Theatrical release poster
|Directed by||Paul Bogart|
|Produced by||Sidney Beckerman
|Screenplay by||Stirling Silliphant|
|Story by||Novel The Little Sister:
|Music by||Peter Matz|
|Cinematography||William H. Daniels|
|Editing by||Gene Ruggiero|
September 19, 1969
October 22, 1969
|Running time||96 minutes|
Marlowe (1969) is a neo-noir movie starring James Garner as Raymond Chandler's private detective Philip Marlowe. Directed by Paul Bogart, the mystery film was written by Stirling Silliphant based on Chandler's 1949 novel The Little Sister.
Many of the wisecracking Marlowe lines incorporated by Silliphant for this movie were taken directly from Chandler's novel. Silliphant is best known for his Academy Award-winning screenplay for In the Heat of the Night (1967) and creating the television series Route 66 and Naked City.
The film's title song Little Sister (named after the novel from which the film is derived) is provided by the group Orpheus.
Los Angeles private-eye Philip Marlowe is trying to locate the brother of his new client, a woman named Orfamay Quest. The trail leads to two men who deny any knowledge of the brother's existence. Both are soon killed by an ice pick, so Marlowe deduces that there is much more to this than a simple missing-person case.
Marlowe's path crosses that of a blackmailed movie star, Mavis Wald, and her friend, exotic dancer Dolores ("With an O"). A mobster sends Kung Fu expert Winslow Wong to bust up Marlowe's office and warn him off the case, while Lieutenant French also cautions the detective to stay out of the police's way.
Hand-to-hand combat between the martial artist and detective leads to Wong's plummeting to his death off a balcony. Several more die along the way in a case that leads to a final shootout during a striptease.
- James Garner as Philip Marlowe
- Gayle Hunnicutt as Mavis Wald
- Carroll O'Connor as Lt. Christy French
- Rita Moreno as Dolores Gonzáles
- Sharon Farrell as Orfamay Quest
- William Daniels as Mr. Crowell
- H.M. Wynant as Sonny Steelgrave
- Jackie Coogan as Grant W. Hicks
- Kenneth Tobey as Sgt. Fred Beifus
- Bruce Lee as Winslow Wong
- Christopher Cary as Chuck
- George Tyne as Oliver Hady
- Corinne Camacho as Julie
- Paul Stevens as Dr. Vincent Lagardie
- Roger Newman as Orrin Quest
- Read Morgan as Gumpshaw
The staff at Variety magazine gave the film a mixed review and wrote,
Raymond Chandler's private eye character, Philip Marlowe, is in need of better handling if he is to survive as a screen hero. Marlowe is a plodding, unsure piece of so-called sleuthing in which James Garner can never make up his mind whether to play it for comedy or hardboil. Stirling Silliphant's adaptation of The Little Sister comes out on the confused side, with too much unexplained action...Garner walks through the picture mostly with knotted brow, but Gayle Hunnicutt as the actress is nice to look at toward the end. Rita Moreno as a strip dancer delivers soundly, but a peeler does not a picture make.

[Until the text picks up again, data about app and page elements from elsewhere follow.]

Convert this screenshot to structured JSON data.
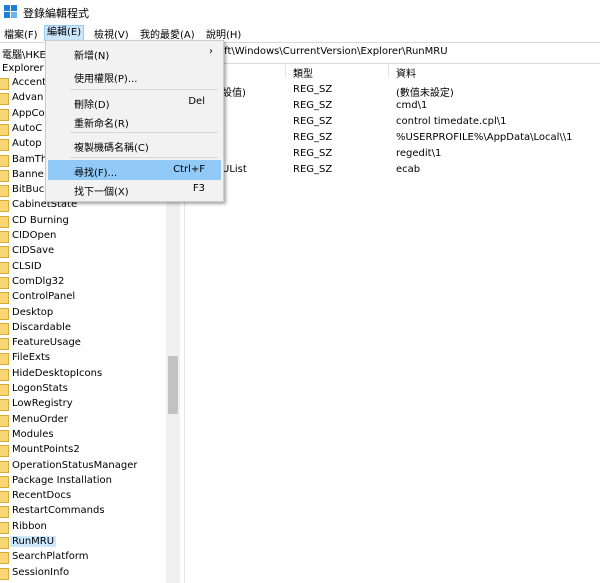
{
  "window": {
    "title": "登錄編輯程式"
  },
  "menubar": [
    {
      "label": "檔案(F)"
    },
    {
      "label": "編輯(E)"
    },
    {
      "label": "檢視(V)"
    },
    {
      "label": "我的最愛(A)"
    },
    {
      "label": "說明(H)"
    }
  ],
  "address": {
    "left": "電腦\\HKE",
    "right": "oft\\Windows\\CurrentVersion\\Explorer\\RunMRU"
  },
  "tree": {
    "root": "Explorer",
    "items": [
      "Accent",
      "Advan",
      "AppCo",
      "AutoC",
      "Autop",
      "BamTh",
      "Banne",
      "BitBuc",
      "CabinetState",
      "CD Burning",
      "CIDOpen",
      "CIDSave",
      "CLSID",
      "ComDlg32",
      "ControlPanel",
      "Desktop",
      "Discardable",
      "FeatureUsage",
      "FileExts",
      "HideDesktopIcons",
      "LogonStats",
      "LowRegistry",
      "MenuOrder",
      "Modules",
      "MountPoints2",
      "OperationStatusManager",
      "Package Installation",
      "RecentDocs",
      "RestartCommands",
      "Ribbon",
      "RunMRU",
      "SearchPlatform",
      "SessionInfo"
    ],
    "selected": "RunMRU"
  },
  "columns": {
    "name": "",
    "type": "類型",
    "data": "資料"
  },
  "values": [
    {
      "name": "設值)",
      "type": "REG_SZ",
      "data": "(數值未設定)"
    },
    {
      "name": "",
      "type": "REG_SZ",
      "data": "cmd\\1"
    },
    {
      "name": "",
      "type": "REG_SZ",
      "data": "control timedate.cpl\\1"
    },
    {
      "name": "",
      "type": "REG_SZ",
      "data": "%USERPROFILE%\\AppData\\Local\\\\1"
    },
    {
      "name": "",
      "type": "REG_SZ",
      "data": "regedit\\1"
    },
    {
      "name": "UList",
      "type": "REG_SZ",
      "data": "ecab"
    }
  ],
  "edit_menu": {
    "items": [
      {
        "label": "新增(N)",
        "shortcut": "",
        "submenu": true
      },
      {
        "label": "使用權限(P)...",
        "shortcut": ""
      },
      {
        "label": "刪除(D)",
        "shortcut": "Del"
      },
      {
        "label": "重新命名(R)",
        "shortcut": ""
      },
      {
        "label": "複製機碼名稱(C)",
        "shortcut": ""
      },
      {
        "label": "尋找(F)...",
        "shortcut": "Ctrl+F",
        "highlighted": true
      },
      {
        "label": "找下一個(X)",
        "shortcut": "F3"
      }
    ]
  },
  "colors": {
    "highlight": "#91c9f7",
    "selection": "#cce8ff",
    "folder": "#f7d674"
  }
}
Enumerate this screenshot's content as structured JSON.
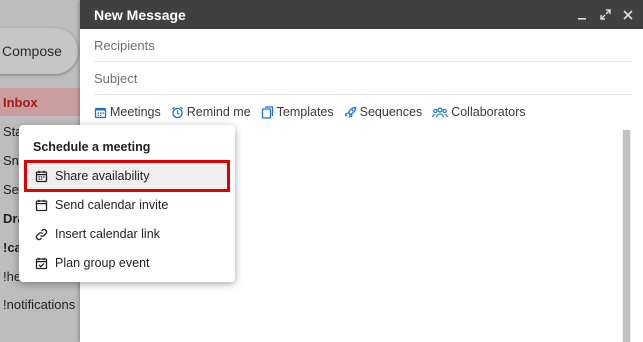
{
  "sidebar": {
    "compose_label": "Compose",
    "items": [
      {
        "label": "Inbox"
      },
      {
        "label": "Sta"
      },
      {
        "label": "Sno"
      },
      {
        "label": "Sen"
      },
      {
        "label": "Dra"
      },
      {
        "label": "!ca"
      },
      {
        "label": "!he"
      },
      {
        "label": "!notifications"
      }
    ]
  },
  "compose": {
    "title": "New Message",
    "recipients_placeholder": "Recipients",
    "subject_placeholder": "Subject",
    "toolbar": {
      "meetings": "Meetings",
      "remind_me": "Remind me",
      "templates": "Templates",
      "sequences": "Sequences",
      "collaborators": "Collaborators"
    }
  },
  "menu": {
    "title": "Schedule a meeting",
    "items": [
      {
        "label": "Share availability",
        "icon": "calendar-grid-icon"
      },
      {
        "label": "Send calendar invite",
        "icon": "calendar-icon"
      },
      {
        "label": "Insert calendar link",
        "icon": "link-icon"
      },
      {
        "label": "Plan group event",
        "icon": "calendar-check-icon"
      }
    ]
  },
  "colors": {
    "accent_blue": "#1a6fd6",
    "highlight_red": "#e00000",
    "header_bg": "#404040"
  }
}
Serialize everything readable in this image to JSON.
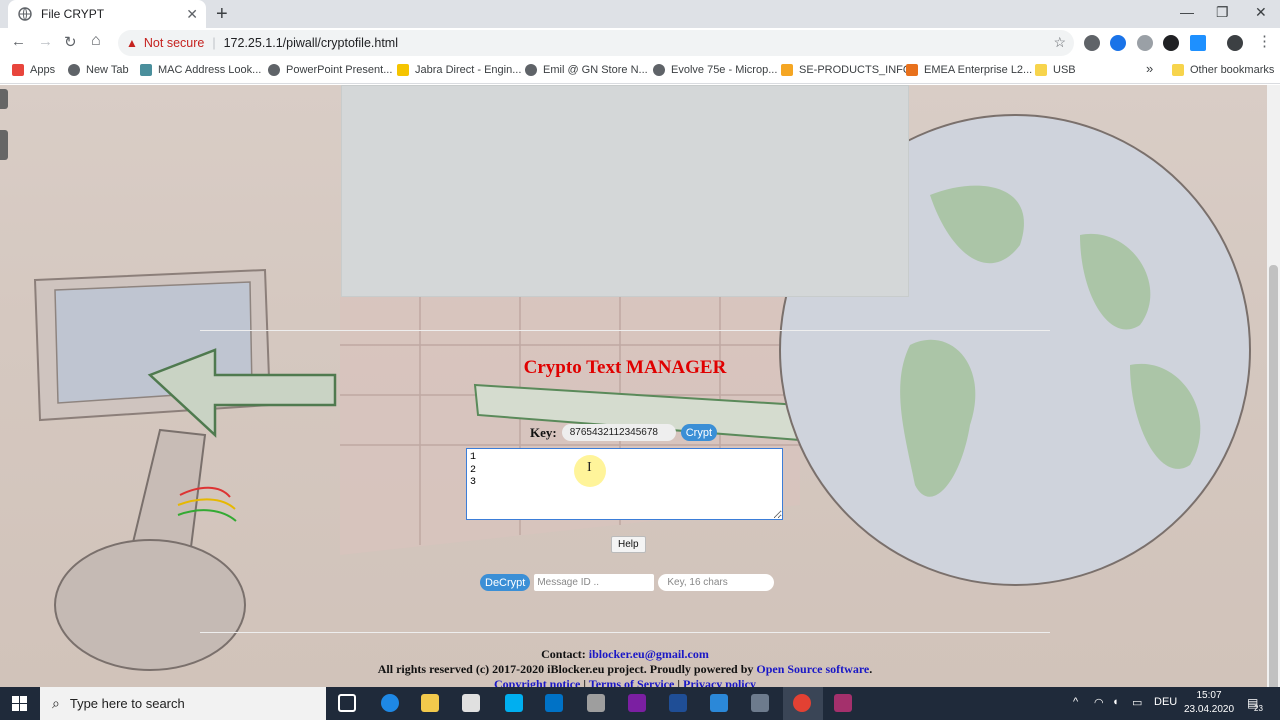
{
  "browser": {
    "tab_title": "File CRYPT",
    "tab_close": "✕",
    "new_tab": "+",
    "window_controls": {
      "minimize": "—",
      "maximize": "❐",
      "close": "✕"
    },
    "nav": {
      "back": "←",
      "forward": "→",
      "reload": "↻",
      "home": "⌂"
    },
    "security_text": "Not secure",
    "url": "172.25.1.1/piwall/cryptofile.html",
    "bookmark_star": "☆",
    "bookmarks": [
      {
        "label": "Apps",
        "color": "#e8453c"
      },
      {
        "label": "New Tab",
        "color": "#5f6368"
      },
      {
        "label": "MAC Address Look...",
        "color": "#4a8f9c"
      },
      {
        "label": "PowerPoint Present...",
        "color": "#5f6368"
      },
      {
        "label": "Jabra Direct - Engin...",
        "color": "#f5c400"
      },
      {
        "label": "Emil @ GN Store N...",
        "color": "#5f6368"
      },
      {
        "label": "Evolve 75e - Microp...",
        "color": "#5f6368"
      },
      {
        "label": "SE-PRODUCTS_INFO",
        "color": "#f5a623"
      },
      {
        "label": "EMEA Enterprise L2...",
        "color": "#e8711c"
      },
      {
        "label": "USB",
        "color": "#f7d44c"
      }
    ],
    "more_bookmarks": "»",
    "other_bookmarks": "Other bookmarks"
  },
  "page": {
    "title": "Crypto Text MANAGER",
    "key_label": "Key:",
    "key_value": "8765432112345678",
    "crypt_button": "Crypt",
    "textarea_value": "1\n2\n3\n",
    "help_button": "Help",
    "decrypt_button": "DeCrypt",
    "message_id_placeholder": "Message ID ..",
    "key16_placeholder": "Key, 16 chars",
    "footer": {
      "contact_label": "Contact:",
      "contact_email": "iblocker.eu@gmail.com",
      "rights_text": "All rights reserved (c) 2017-2020 iBlocker.eu project. Proudly powered by",
      "oss_link": "Open Source software",
      "period": ".",
      "copyright_link": "Copyright notice",
      "sep": "|",
      "tos_link": "Terms of Service",
      "privacy_link": "Privacy policy"
    }
  },
  "taskbar": {
    "search_placeholder": "Type here to search",
    "tray_chevron": "^",
    "language": "DEU",
    "time": "15:07",
    "date": "23.04.2020",
    "notification_count": "23"
  }
}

Critic Roger Ebert criticized parts of the film in his review, writing,
But [Chandler's] books depend mostly on the texture and style of life in Los Angeles, and on the cynical intelligence of Philip Marlowe. That's probably why Marlowe, the latest movie to be based on a Chandler book, is not very satisfactory. Even though director Paul Bogart shot on location, he has not quite captured the gritty quality of Chandler's LA. And James Garner, the latest Marlowe (after Robert Montgomery, Dick Powell and Humphrey Bogart), is a little too inclined to play for light, wry, James Bond-style laughs...detective movies have got to function at the level of plot, somehow, unless they star Bogart and are written by William Faulkner and just brazen their way through. Marlowe isn't brazen enough. Somewhere about the time when the Chinese martial arts expert wrecks his office (in a very funny scene), we realize Marlowe has lost track of the plot, too.
- Marlowe at the Internet Movie Database
- Marlowe at the TCM Movie Database
- Marlowe film trailer at YouTube